Task to complete => All of the records below are to be output exactly; no image belongs in the result.

Provided material =>
::::::

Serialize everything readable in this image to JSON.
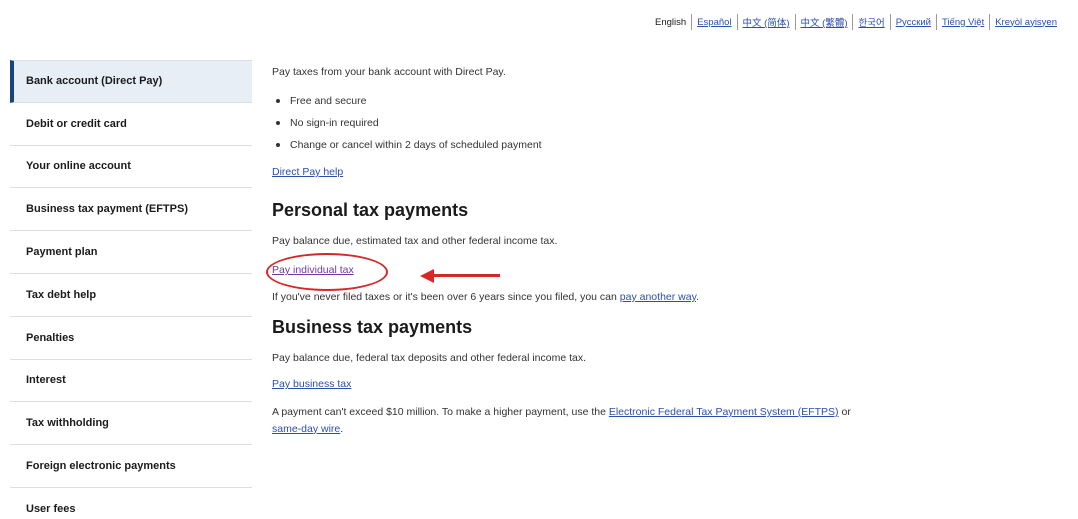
{
  "languages": [
    {
      "label": "English",
      "active": true
    },
    {
      "label": "Español",
      "active": false
    },
    {
      "label": "中文 (简体)",
      "active": false
    },
    {
      "label": "中文 (繁體)",
      "active": false
    },
    {
      "label": "한국어",
      "active": false
    },
    {
      "label": "Pусский",
      "active": false
    },
    {
      "label": "Tiếng Việt",
      "active": false
    },
    {
      "label": "Kreyòl ayisyen",
      "active": false
    }
  ],
  "sidebar": {
    "items": [
      {
        "label": "Bank account (Direct Pay)",
        "active": true
      },
      {
        "label": "Debit or credit card"
      },
      {
        "label": "Your online account"
      },
      {
        "label": "Business tax payment (EFTPS)"
      },
      {
        "label": "Payment plan"
      },
      {
        "label": "Tax debt help"
      },
      {
        "label": "Penalties"
      },
      {
        "label": "Interest"
      },
      {
        "label": "Tax withholding"
      },
      {
        "label": "Foreign electronic payments"
      },
      {
        "label": "User fees"
      }
    ]
  },
  "main": {
    "intro": "Pay taxes from your bank account with Direct Pay.",
    "bullets": [
      "Free and secure",
      "No sign-in required",
      "Change or cancel within 2 days of scheduled payment"
    ],
    "help_link": "Direct Pay help",
    "personal": {
      "heading": "Personal tax payments",
      "description": "Pay balance due, estimated tax and other federal income tax.",
      "pay_link": "Pay individual tax",
      "note_prefix": "If you've never filed taxes or it's been over 6 years since you filed, you can ",
      "note_link": "pay another way",
      "note_suffix": "."
    },
    "business": {
      "heading": "Business tax payments",
      "description": "Pay balance due, federal tax deposits and other federal income tax.",
      "pay_link": "Pay business tax",
      "note_prefix": "A payment can't exceed $10 million. To make a higher payment, use the ",
      "note_link1": "Electronic Federal Tax Payment System (EFTPS)",
      "note_middle": " or ",
      "note_link2": "same-day wire",
      "note_suffix": "."
    }
  },
  "colors": {
    "link": "#2b4fb0",
    "visited_link": "#6d3aa3",
    "annotation": "#d62828",
    "active_nav_bg": "#e7eef6"
  }
}
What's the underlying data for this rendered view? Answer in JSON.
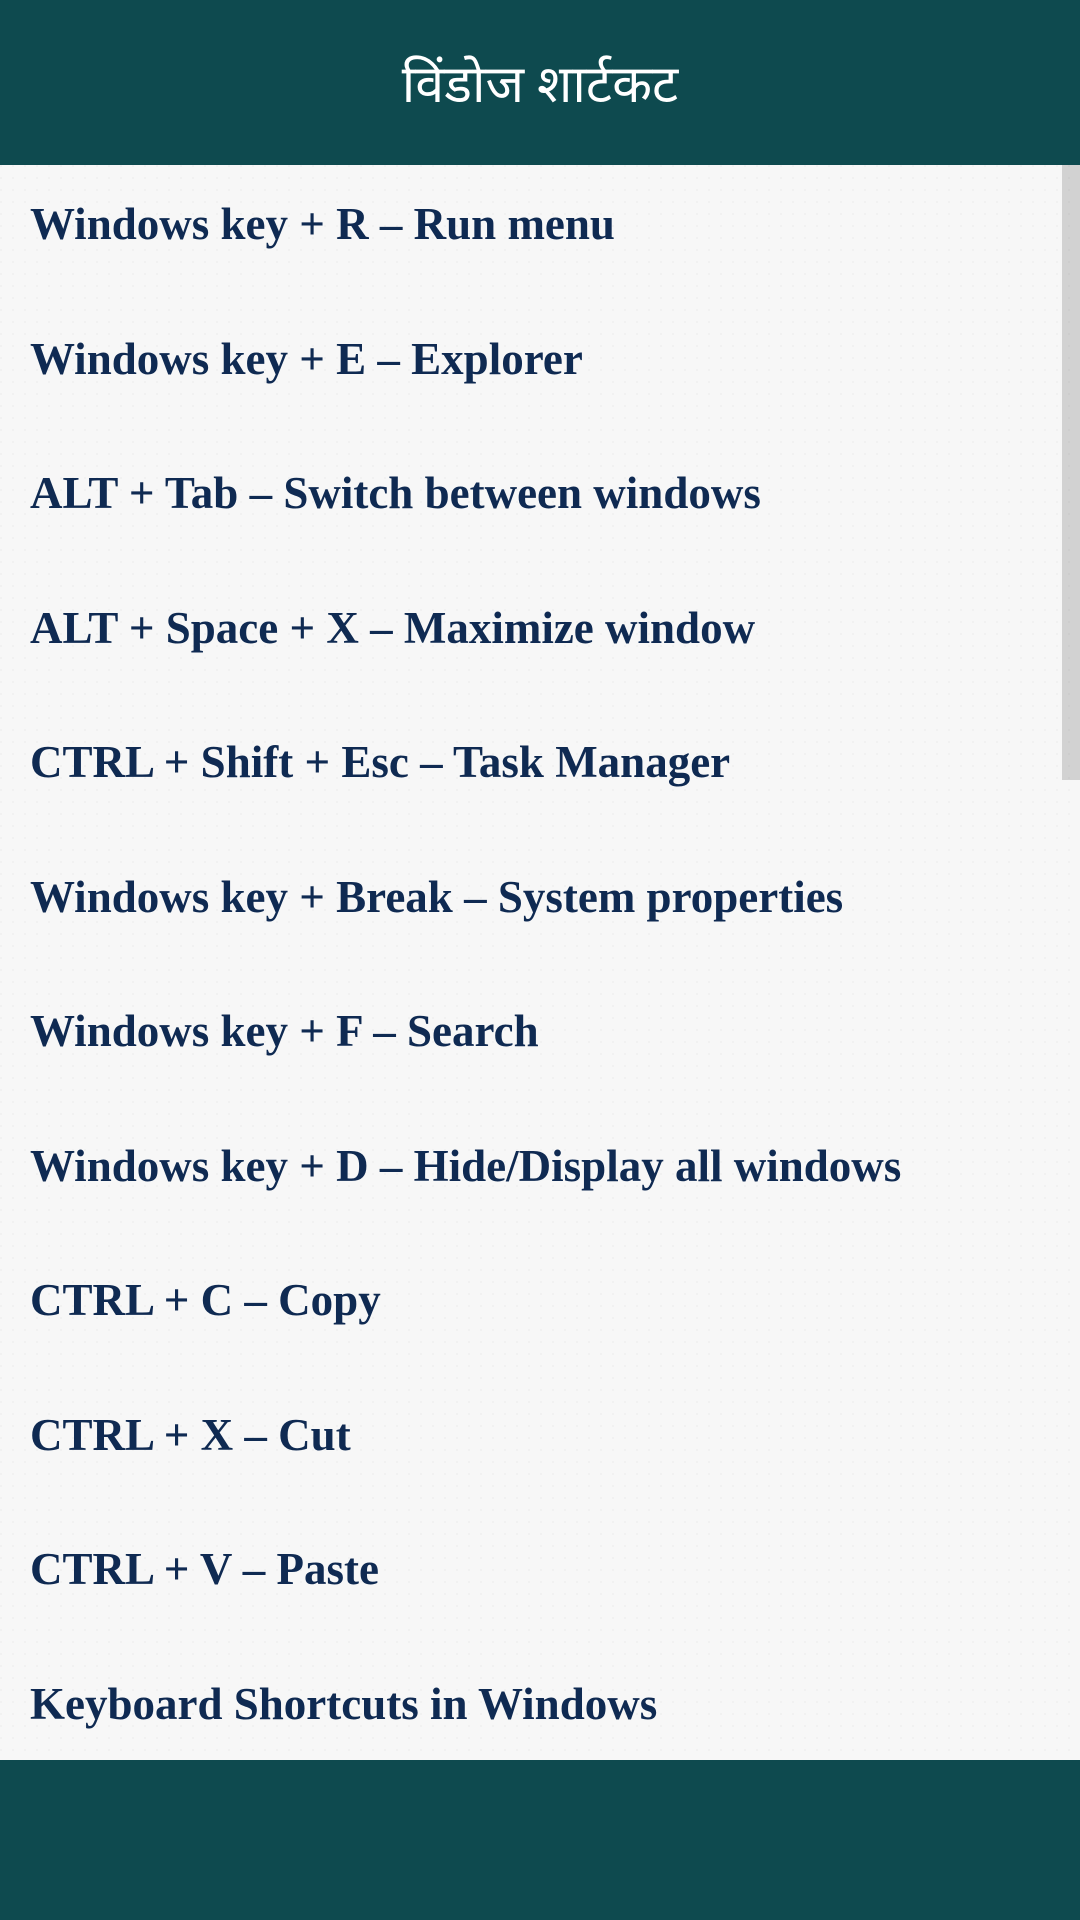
{
  "header": {
    "title": "विंडोज शार्टकट"
  },
  "shortcuts": [
    "Windows key + R – Run menu",
    "Windows key + E – Explorer",
    "ALT + Tab – Switch between windows",
    "ALT + Space + X – Maximize window",
    "CTRL + Shift + Esc – Task Manager",
    "Windows key + Break – System properties",
    "Windows key + F – Search",
    "Windows key + D – Hide/Display all windows",
    "CTRL + C – Copy",
    "CTRL + X – Cut",
    "CTRL + V – Paste",
    "Keyboard Shortcuts in Windows"
  ]
}
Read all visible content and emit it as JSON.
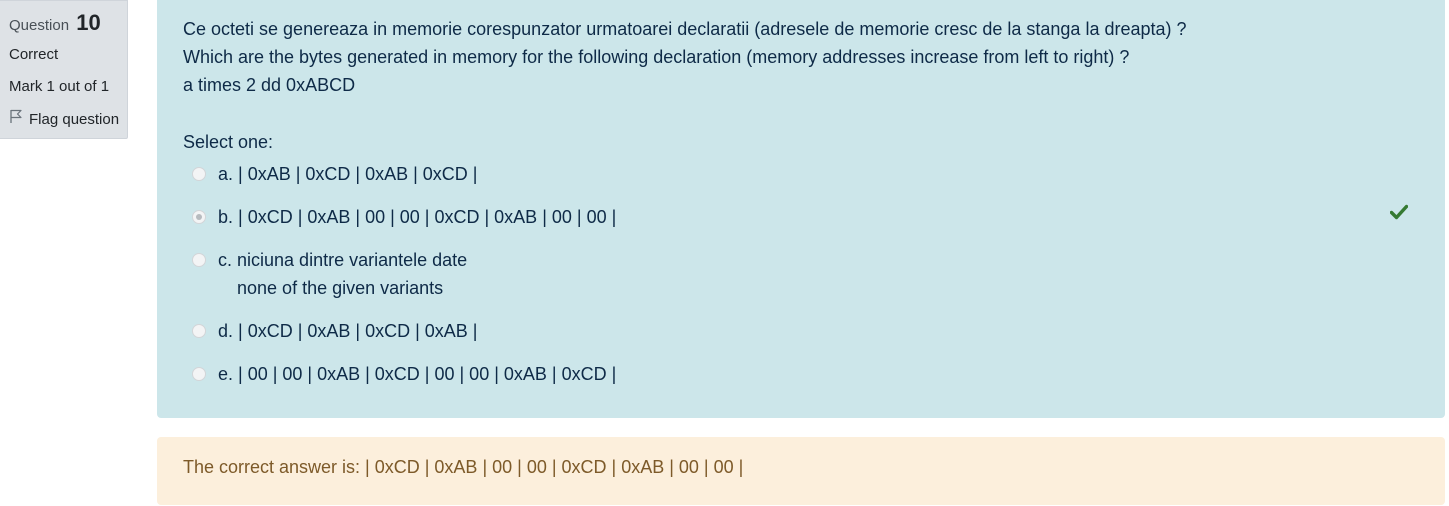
{
  "info": {
    "question_label": "Question",
    "question_number": "10",
    "state": "Correct",
    "grade": "Mark 1 out of 1",
    "flag_label": "Flag question",
    "flag_icon": "flag-outline-icon"
  },
  "question": {
    "text_lines": [
      "Ce octeti se genereaza in memorie corespunzator urmatoarei declaratii (adresele de memorie cresc de la stanga la dreapta) ?",
      "Which are the bytes generated in memory for the following declaration (memory addresses increase from left to right) ?",
      "a times 2 dd 0xABCD"
    ],
    "prompt": "Select one:",
    "options": [
      {
        "letter": "a.",
        "text": "| 0xAB | 0xCD | 0xAB | 0xCD |",
        "text2": "",
        "selected": false
      },
      {
        "letter": "b.",
        "text": "| 0xCD | 0xAB | 00 | 00 | 0xCD | 0xAB | 00 | 00 |",
        "text2": "",
        "selected": true
      },
      {
        "letter": "c.",
        "text": "niciuna dintre variantele date",
        "text2": "none of the given variants",
        "selected": false
      },
      {
        "letter": "d.",
        "text": "| 0xCD | 0xAB | 0xCD | 0xAB |",
        "text2": "",
        "selected": false
      },
      {
        "letter": "e.",
        "text": "| 00 | 00 | 0xAB | 0xCD | 00 | 00 | 0xAB | 0xCD |",
        "text2": "",
        "selected": false
      }
    ],
    "correct_icon": "check-icon",
    "correct_icon_color": "#357a32"
  },
  "feedback": {
    "right_answer": "The correct answer is: | 0xCD | 0xAB | 00 | 00 | 0xCD | 0xAB | 00 | 00 |"
  },
  "colors": {
    "info_bg": "#dee2e6",
    "formulation_bg": "#cce6ea",
    "feedback_bg": "#fcefdc",
    "feedback_text": "#7d5a29"
  }
}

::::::

Answer section =>
Serialize everything readable in this image to JSON.
{
  "languages": [
    {
      "label": "English",
      "active": true
    },
    {
      "label": "Español",
      "active": false
    },
    {
      "label": "中文 (简体)",
      "active": false
    },
    {
      "label": "中文 (繁體)",
      "active": false
    },
    {
      "label": "한국어",
      "active": false
    },
    {
      "label": "Pусский",
      "active": false
    },
    {
      "label": "Tiếng Việt",
      "active": false
    },
    {
      "label": "Kreyòl ayisyen",
      "active": false
    }
  ],
  "sidebar": {
    "items": [
      {
        "label": "Bank account (Direct Pay)",
        "active": true
      },
      {
        "label": "Debit or credit card"
      },
      {
        "label": "Your online account"
      },
      {
        "label": "Business tax payment (EFTPS)"
      },
      {
        "label": "Payment plan"
      },
      {
        "label": "Tax debt help"
      },
      {
        "label": "Penalties"
      },
      {
        "label": "Interest"
      },
      {
        "label": "Tax withholding"
      },
      {
        "label": "Foreign electronic payments"
      },
      {
        "label": "User fees"
      }
    ]
  },
  "main": {
    "intro": "Pay taxes from your bank account with Direct Pay.",
    "bullets": [
      "Free and secure",
      "No sign-in required",
      "Change or cancel within 2 days of scheduled payment"
    ],
    "help_link": "Direct Pay help",
    "personal": {
      "heading": "Personal tax payments",
      "description": "Pay balance due, estimated tax and other federal income tax.",
      "pay_link": "Pay individual tax",
      "note_prefix": "If you've never filed taxes or it's been over 6 years since you filed, you can ",
      "note_link": "pay another way",
      "note_suffix": "."
    },
    "business": {
      "heading": "Business tax payments",
      "description": "Pay balance due, federal tax deposits and other federal income tax.",
      "pay_link": "Pay business tax",
      "note_prefix": "A payment can't exceed $10 million. To make a higher payment, use the ",
      "note_link1": "Electronic Federal Tax Payment System (EFTPS)",
      "note_middle": " or ",
      "note_link2": "same-day wire",
      "note_suffix": "."
    }
  },
  "colors": {
    "link": "#2b4fb0",
    "visited_link": "#6d3aa3",
    "annotation": "#d62828",
    "active_nav_bg": "#e7eef6"
  }
}
What's the underlying data for this rendered view? Answer in JSON.
{
  "header": {
    "title": "विंडोज शार्टकट"
  },
  "shortcuts": [
    "Windows key + R – Run menu",
    "Windows key + E – Explorer",
    "ALT + Tab – Switch between windows",
    "ALT + Space + X – Maximize window",
    "CTRL + Shift + Esc – Task Manager",
    "Windows key + Break – System properties",
    "Windows key + F – Search",
    "Windows key + D – Hide/Display all windows",
    "CTRL + C – Copy",
    "CTRL + X – Cut",
    "CTRL + V – Paste",
    "Keyboard Shortcuts in Windows"
  ]
}
Read all visible content and emit it as JSON.
{
  "info": {
    "question_label": "Question",
    "question_number": "10",
    "state": "Correct",
    "grade": "Mark 1 out of 1",
    "flag_label": "Flag question",
    "flag_icon": "flag-outline-icon"
  },
  "question": {
    "text_lines": [
      "Ce octeti se genereaza in memorie corespunzator urmatoarei declaratii (adresele de memorie cresc de la stanga la dreapta) ?",
      "Which are the bytes generated in memory for the following declaration (memory addresses increase from left to right) ?",
      "a times 2 dd 0xABCD"
    ],
    "prompt": "Select one:",
    "options": [
      {
        "letter": "a.",
        "text": "| 0xAB | 0xCD | 0xAB | 0xCD |",
        "text2": "",
        "selected": false
      },
      {
        "letter": "b.",
        "text": "| 0xCD | 0xAB | 00 | 00 | 0xCD | 0xAB | 00 | 00 |",
        "text2": "",
        "selected": true
      },
      {
        "letter": "c.",
        "text": "niciuna dintre variantele date",
        "text2": "none of the given variants",
        "selected": false
      },
      {
        "letter": "d.",
        "text": "| 0xCD | 0xAB | 0xCD | 0xAB |",
        "text2": "",
        "selected": false
      },
      {
        "letter": "e.",
        "text": "| 00 | 00 | 0xAB | 0xCD | 00 | 00 | 0xAB | 0xCD |",
        "text2": "",
        "selected": false
      }
    ],
    "correct_icon": "check-icon",
    "correct_icon_color": "#357a32"
  },
  "feedback": {
    "right_answer": "The correct answer is: | 0xCD | 0xAB | 00 | 00 | 0xCD | 0xAB | 00 | 00 |"
  },
  "colors": {
    "info_bg": "#dee2e6",
    "formulation_bg": "#cce6ea",
    "feedback_bg": "#fcefdc",
    "feedback_text": "#7d5a29"
  }
}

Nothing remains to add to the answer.